At the plate, he’s been just as dominant. Dobyns ranks among the team leaders with a .425 batting average with 22 RBI and 12 runs scored.
Prior to the season, Dobyns set some pretty lofty goals for himself, including throwing a no-hitter and also earning Bull Run District Player of the Year. He’s well on his way to accomplishing both achievements.
Londrey couldn’t be prouder of what his senior has accomplished this year.
“Kody is a natural leader, and whether he wants it or not, his teammates follow his every word,” he said. “That being said, he’s the coach’s dream to have on the team because of his work ethic and his own personal drive to get better each and every day. He helps lead the rest of the team into having that mindset. That is one of the biggest reasons why I have no doubt that our team is fighting for first place in our district.”
But as talented of a player Dobyns is on the field, his good qualities extend well beyond the white lines.
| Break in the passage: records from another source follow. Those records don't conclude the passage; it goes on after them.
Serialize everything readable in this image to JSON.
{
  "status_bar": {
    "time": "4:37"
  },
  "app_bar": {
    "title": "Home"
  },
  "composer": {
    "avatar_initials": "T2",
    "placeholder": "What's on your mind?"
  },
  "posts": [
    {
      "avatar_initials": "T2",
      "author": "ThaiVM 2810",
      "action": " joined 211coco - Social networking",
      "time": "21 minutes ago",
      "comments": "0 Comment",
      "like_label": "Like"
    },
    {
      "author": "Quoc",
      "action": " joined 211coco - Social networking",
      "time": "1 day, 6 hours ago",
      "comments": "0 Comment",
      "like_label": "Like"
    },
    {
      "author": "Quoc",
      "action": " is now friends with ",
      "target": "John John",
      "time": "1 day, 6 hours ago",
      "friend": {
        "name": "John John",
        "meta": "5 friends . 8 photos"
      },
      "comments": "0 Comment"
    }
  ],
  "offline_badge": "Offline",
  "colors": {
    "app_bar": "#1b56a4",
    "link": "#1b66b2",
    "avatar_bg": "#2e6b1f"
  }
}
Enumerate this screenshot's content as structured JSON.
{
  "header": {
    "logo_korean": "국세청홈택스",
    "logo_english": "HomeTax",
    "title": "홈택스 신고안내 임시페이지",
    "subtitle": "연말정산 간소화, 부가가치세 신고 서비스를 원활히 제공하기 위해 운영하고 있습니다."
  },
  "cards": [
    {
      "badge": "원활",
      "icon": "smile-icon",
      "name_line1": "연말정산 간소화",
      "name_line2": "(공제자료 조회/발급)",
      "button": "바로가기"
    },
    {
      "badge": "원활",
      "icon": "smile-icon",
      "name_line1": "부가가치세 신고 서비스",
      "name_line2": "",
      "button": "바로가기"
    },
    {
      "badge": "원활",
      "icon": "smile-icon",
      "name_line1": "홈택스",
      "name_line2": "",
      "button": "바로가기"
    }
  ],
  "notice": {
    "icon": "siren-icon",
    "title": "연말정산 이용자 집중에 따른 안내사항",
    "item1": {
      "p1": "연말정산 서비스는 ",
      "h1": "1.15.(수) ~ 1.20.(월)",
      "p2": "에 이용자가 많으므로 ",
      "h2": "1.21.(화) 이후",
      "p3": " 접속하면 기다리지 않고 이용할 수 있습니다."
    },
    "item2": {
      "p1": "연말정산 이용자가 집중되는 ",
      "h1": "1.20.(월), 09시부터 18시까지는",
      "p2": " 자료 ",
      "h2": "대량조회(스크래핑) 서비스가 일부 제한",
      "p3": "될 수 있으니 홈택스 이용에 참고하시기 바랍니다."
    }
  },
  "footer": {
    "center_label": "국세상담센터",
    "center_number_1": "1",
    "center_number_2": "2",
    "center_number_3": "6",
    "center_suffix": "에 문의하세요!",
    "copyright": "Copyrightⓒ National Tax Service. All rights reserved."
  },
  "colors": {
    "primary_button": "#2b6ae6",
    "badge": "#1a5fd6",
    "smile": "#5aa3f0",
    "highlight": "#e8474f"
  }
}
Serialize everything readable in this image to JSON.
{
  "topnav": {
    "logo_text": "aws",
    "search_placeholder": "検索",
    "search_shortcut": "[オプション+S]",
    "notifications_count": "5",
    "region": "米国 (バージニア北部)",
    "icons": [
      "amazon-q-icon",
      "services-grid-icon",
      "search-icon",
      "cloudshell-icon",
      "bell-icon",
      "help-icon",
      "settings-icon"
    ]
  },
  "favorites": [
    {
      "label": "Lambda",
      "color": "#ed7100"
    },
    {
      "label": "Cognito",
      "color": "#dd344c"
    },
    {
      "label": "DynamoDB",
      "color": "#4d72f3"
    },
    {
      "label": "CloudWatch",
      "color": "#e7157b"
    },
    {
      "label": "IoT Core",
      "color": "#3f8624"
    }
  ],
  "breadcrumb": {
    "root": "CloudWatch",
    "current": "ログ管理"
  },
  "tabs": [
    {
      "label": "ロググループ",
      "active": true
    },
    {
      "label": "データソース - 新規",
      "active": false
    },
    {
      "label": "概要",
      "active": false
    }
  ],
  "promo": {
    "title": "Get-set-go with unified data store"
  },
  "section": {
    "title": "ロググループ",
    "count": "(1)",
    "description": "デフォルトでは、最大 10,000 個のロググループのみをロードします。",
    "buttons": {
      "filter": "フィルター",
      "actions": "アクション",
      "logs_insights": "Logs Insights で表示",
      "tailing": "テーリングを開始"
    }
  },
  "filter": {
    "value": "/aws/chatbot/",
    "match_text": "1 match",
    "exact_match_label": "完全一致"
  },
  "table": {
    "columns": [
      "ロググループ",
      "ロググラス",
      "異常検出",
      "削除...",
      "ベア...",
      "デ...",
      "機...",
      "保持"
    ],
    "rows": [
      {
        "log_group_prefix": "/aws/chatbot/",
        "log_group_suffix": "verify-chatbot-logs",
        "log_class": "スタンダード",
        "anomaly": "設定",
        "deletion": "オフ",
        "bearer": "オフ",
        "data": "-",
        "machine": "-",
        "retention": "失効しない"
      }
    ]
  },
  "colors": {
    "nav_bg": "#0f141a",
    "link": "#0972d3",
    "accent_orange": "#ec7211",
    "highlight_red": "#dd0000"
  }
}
“When you talk about Kody as a young man outside of baseball, he is one of the nicest young men that you will come across,” Londrey said. “He’s incredible with the young kids and has a gift that makes each and every one of them that he comes across feel as though they are the most special person around.”
Outside of baseball, Dobyns still loves to compete and has developed a passion for playing cornhole.
“About two years ago I played cornhole professionally with my good friend Isaac Hurt,” Dobyns said. “We played in the doubles division together. I ended up winning the blind draw world championship in the American Cornhole Organization.”
On the field, Dobyns’ baseball career will extend past high school. Next season, he will have an opportunity to continue playing the sport he loves at Shenandoah University.
“It’s very exciting for me,” he said. “Not everyone gets the chance to play sports collegiately. I am thankful enough that Shenandoah believes in my talent and has given me the opportunity to play for them.”
Londrey is excited to see what the future holds for Dobyns at the next level.
“Kody is something to watch and I can’t wait to see how much more he’ll grow as a pitcher as he continues his career at Shenandoah,” Londrey said.
Dobyns’ ultimate goal is to go as far as he can with baseball and hopefully earn an opportunity to play professionally. But for now, the Madison County senior is just enjoying the ride.
“None of this wouldn’t be possible without God and my family,” he said. “I’m thankful enough to have always had good coaches and teammates that have always pushed me.”